Major depressive disorder (MDD) is a serious public health problem that has, at best, modest treatment response. One reason for this mixed efficacy is that MDD has a very heterogeneous clinical presentation. One way to parse the heterogeneity is to investigate the role of particular features of MDD, an endeavor that can also help identify novel and focal targets for treatment and prevention efforts. Psychomotor disturbance (e.g., psychomotor agitation [PmA] and retardation [PmR]) has long been viewed as a particularly pernicious feature of MDD, and yet we know surprisingly little about these behaviors. For example, it is unknown if motor disturbance occurs only in active depression, or whether it also continues into remission (potentially signaling vulnerability for relapse). There also has been little work (a) linking PmA & PmR with abnormal neural circuitry mediating these motor behaviors, (b) examining how motor symptoms change over the course of illness, and (c) investigating whether PmR & PmA represent a single underlying process, or reflect distinct mechanisms. The present proposal seeks to test these questions and also identify powerful and easy to administer tools to assess these behaviors in clinical practice. The proposed project will recruit those with current MDD (n = 100), remitted MDD (n = 100) and controls (n = 50) and take a Research Domain Criteria (RDoC) approach by comparing the three groups on multiple indicators of PmR and PmA (Aim 1). Specifically, we will assess PmR and PmA with self and observer- based reports, behavioral assessments in the laboratory (Velocity Scaling [PmR] and Force Variability [PmA]), and behavioral assessments in subjects' natural environment (actigraphy and daily typing behavior on one's smartphone [texting, emailing, etc.]). These behavioral measures are particularly critical as they yield more fine-grained and objective assessments of PmR and PmA that may be missed by traditional diagnostic assessments.

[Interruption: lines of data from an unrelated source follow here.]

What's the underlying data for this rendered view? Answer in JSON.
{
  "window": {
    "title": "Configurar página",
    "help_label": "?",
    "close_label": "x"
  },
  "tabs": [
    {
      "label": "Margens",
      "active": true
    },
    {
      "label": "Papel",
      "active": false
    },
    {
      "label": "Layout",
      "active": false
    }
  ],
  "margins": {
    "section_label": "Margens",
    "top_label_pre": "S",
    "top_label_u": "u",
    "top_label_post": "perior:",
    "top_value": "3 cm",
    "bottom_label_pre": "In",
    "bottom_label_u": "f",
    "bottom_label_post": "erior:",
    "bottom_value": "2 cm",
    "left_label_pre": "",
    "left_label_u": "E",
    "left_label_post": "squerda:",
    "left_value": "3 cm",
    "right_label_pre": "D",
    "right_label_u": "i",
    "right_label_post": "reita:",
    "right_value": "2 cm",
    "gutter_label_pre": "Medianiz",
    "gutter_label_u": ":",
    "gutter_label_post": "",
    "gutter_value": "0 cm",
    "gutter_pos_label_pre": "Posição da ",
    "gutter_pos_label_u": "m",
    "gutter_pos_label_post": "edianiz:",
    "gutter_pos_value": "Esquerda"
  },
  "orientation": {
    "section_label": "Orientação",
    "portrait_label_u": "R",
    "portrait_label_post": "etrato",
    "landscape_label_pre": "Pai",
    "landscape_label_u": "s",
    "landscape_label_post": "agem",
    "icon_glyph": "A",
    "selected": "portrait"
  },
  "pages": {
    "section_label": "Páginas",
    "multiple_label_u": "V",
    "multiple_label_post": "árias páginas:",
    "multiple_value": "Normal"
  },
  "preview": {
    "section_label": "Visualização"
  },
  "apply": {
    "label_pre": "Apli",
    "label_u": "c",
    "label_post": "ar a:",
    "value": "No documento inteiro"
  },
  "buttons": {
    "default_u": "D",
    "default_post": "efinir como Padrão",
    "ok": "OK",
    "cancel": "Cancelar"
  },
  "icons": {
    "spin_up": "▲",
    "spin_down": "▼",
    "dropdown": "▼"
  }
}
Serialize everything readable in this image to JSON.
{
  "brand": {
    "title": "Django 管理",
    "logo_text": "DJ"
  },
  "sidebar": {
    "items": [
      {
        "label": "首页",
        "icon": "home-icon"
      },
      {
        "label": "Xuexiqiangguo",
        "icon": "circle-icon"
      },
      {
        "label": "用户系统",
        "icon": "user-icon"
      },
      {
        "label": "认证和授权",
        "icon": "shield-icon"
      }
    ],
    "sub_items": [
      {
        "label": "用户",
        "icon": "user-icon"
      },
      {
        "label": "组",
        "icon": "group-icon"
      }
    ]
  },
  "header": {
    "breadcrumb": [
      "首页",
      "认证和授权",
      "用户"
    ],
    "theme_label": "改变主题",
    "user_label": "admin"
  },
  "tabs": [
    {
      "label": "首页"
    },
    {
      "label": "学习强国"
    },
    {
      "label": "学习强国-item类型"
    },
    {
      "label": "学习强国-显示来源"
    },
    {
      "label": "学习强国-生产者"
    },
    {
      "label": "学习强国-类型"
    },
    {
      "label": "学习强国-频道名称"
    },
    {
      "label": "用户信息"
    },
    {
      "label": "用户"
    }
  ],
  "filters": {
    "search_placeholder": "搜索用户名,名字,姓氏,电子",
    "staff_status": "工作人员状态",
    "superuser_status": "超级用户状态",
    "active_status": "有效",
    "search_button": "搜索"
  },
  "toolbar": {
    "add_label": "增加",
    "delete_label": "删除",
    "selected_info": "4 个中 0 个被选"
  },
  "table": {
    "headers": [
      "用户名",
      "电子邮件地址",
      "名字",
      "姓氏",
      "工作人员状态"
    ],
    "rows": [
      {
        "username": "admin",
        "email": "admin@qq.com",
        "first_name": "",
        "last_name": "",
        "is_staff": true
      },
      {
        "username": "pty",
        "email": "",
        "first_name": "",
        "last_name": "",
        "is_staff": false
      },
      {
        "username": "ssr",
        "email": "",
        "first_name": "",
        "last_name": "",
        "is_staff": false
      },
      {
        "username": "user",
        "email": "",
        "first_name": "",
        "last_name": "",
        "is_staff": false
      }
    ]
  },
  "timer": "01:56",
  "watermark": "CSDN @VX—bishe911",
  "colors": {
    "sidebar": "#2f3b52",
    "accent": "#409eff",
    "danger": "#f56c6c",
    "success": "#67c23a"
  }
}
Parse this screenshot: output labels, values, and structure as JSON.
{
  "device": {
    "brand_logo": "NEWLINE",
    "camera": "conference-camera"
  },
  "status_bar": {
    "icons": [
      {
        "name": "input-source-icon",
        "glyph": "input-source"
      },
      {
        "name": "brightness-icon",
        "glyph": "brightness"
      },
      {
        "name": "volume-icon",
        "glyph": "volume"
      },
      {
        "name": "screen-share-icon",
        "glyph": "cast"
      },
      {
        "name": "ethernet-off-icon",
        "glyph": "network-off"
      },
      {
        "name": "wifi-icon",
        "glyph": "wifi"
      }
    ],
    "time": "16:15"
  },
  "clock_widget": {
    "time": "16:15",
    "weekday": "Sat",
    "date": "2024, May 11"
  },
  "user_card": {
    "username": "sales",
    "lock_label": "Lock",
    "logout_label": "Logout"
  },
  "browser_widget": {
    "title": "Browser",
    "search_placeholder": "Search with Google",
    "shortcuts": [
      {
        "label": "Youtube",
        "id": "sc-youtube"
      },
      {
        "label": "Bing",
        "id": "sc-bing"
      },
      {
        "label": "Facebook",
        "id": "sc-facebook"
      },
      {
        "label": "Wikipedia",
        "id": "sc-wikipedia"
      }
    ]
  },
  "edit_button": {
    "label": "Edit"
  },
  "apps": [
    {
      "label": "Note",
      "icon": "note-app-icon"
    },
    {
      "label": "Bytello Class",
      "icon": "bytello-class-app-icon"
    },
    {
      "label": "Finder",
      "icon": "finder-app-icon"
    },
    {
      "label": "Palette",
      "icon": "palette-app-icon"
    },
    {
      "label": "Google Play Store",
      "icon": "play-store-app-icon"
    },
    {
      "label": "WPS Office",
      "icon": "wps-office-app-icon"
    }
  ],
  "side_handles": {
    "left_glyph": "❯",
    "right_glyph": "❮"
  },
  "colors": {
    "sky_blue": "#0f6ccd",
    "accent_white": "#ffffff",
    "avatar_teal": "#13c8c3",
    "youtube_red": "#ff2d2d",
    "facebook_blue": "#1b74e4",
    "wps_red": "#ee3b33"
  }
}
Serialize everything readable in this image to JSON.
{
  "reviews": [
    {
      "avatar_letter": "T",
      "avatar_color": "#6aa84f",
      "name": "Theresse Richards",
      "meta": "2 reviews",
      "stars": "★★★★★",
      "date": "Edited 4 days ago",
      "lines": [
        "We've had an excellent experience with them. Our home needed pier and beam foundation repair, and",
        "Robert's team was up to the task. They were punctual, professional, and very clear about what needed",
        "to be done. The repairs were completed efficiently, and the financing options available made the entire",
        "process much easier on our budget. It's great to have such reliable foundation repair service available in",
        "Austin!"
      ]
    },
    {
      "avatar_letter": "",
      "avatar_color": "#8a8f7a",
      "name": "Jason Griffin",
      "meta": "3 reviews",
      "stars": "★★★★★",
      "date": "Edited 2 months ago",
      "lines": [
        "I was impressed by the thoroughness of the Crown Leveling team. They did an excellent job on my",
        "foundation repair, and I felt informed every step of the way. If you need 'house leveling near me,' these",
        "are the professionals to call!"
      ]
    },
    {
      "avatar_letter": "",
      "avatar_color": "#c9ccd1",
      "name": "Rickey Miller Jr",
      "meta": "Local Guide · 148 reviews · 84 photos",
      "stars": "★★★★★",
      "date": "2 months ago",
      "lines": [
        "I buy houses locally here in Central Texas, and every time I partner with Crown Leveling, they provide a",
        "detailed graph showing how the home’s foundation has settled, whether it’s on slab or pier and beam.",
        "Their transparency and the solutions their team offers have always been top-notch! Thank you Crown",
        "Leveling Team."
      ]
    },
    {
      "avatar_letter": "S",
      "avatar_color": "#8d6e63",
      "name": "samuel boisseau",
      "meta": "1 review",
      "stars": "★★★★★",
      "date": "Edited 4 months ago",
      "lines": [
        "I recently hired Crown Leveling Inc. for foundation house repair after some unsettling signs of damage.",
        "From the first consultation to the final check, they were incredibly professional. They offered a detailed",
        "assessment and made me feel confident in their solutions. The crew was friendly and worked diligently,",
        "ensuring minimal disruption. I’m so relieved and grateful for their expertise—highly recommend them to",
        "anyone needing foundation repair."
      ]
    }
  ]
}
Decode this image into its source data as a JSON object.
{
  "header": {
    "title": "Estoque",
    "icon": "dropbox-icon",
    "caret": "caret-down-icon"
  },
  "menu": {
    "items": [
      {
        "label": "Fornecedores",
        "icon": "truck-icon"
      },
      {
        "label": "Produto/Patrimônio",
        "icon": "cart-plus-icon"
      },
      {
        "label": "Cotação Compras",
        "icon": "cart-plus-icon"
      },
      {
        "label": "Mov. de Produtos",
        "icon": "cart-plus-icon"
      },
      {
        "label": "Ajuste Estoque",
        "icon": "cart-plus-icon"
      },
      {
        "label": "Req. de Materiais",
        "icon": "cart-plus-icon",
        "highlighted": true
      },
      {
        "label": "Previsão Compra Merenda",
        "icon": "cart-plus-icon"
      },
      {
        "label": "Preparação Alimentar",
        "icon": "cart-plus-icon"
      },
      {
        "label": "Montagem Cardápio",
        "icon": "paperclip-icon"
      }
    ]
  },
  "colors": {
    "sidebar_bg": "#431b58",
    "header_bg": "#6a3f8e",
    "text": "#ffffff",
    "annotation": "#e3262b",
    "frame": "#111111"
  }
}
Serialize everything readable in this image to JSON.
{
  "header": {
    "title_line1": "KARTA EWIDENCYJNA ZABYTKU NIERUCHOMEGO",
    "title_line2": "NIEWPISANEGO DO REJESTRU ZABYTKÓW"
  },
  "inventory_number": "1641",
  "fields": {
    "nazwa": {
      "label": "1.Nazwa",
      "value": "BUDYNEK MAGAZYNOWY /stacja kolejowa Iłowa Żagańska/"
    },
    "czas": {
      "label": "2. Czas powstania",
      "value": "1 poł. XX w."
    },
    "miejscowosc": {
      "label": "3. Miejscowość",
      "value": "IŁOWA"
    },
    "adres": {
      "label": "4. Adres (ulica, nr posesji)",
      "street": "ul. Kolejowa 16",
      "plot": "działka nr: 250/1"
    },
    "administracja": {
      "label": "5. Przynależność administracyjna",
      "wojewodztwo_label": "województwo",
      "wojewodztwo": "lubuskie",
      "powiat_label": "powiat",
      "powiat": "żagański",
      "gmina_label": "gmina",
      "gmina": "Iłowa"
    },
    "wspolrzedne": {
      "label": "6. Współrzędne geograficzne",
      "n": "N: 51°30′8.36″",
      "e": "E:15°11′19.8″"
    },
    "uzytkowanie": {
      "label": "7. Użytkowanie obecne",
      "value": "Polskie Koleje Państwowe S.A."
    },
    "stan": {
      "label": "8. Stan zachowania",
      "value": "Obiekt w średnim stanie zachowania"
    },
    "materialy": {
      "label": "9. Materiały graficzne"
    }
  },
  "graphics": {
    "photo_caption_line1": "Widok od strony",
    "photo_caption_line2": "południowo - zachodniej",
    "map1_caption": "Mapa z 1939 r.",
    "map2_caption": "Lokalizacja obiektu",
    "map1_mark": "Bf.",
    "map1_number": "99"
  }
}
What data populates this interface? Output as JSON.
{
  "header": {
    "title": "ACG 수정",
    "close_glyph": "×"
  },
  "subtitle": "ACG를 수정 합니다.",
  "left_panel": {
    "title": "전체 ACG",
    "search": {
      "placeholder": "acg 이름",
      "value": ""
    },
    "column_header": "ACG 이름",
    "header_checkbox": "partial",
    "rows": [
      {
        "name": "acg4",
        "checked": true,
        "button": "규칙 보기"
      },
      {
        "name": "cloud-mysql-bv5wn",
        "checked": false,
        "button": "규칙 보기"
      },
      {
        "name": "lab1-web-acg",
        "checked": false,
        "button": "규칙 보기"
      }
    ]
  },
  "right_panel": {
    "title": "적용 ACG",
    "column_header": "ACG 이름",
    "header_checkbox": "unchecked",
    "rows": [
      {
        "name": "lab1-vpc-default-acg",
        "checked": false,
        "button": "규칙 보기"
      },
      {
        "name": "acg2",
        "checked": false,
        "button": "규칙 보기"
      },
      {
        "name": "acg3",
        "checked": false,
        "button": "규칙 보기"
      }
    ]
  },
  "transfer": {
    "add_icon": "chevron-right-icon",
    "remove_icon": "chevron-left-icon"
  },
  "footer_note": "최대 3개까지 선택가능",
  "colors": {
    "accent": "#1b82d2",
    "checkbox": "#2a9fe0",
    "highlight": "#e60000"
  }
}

Aim 2 seeks to examine the structural (diffusion tensor) and functional (resting state fMRI) connectivity of motor circuitry of the three groups as well as the relation between motor circuitry and the proposed indicators of PmR and PmA. For this aim, we will utilize innovative graph theory metrics of connectivity of the three primary motor circuits identified in animal and human studies (specifically, basal ganglia, cerebellar and cortico-cortical motor circuits) which will provide a comprehensive examination of motor system organization in MDD.
Aim 3 seeks to follow-up subjects three times over 18 months to evaluate whether motor symptoms change in tandem with overall depressive symptoms and functioning over time and/or whether baseline PmR/PmA predicts course of depression an functoining.
Aim 3 is particularly clinically significant. Finding that motor and overall depression severity co- vary over time, or that motor variables predict subsequent change in overall depression severity, would support the potential clinical utility of the proposed novel, reliable, and easily administered motor assessments.
The goal of this proposal is to better understand slowing and agitated movements that are characteristic of depression, and determine if these movements occur only in active depression, or are also present in individuals whose depression has remitted. We will also evaluate the brain basis for such behaviors, and examine if these abnormalities in movement change over time as currently depressed individuals recover, or as remitted individuals relapse. Taken together, understanding these movement abnormalities may lead to path-breaking early detection strategies, that help to predict the course of depression, and inform treatment strategies.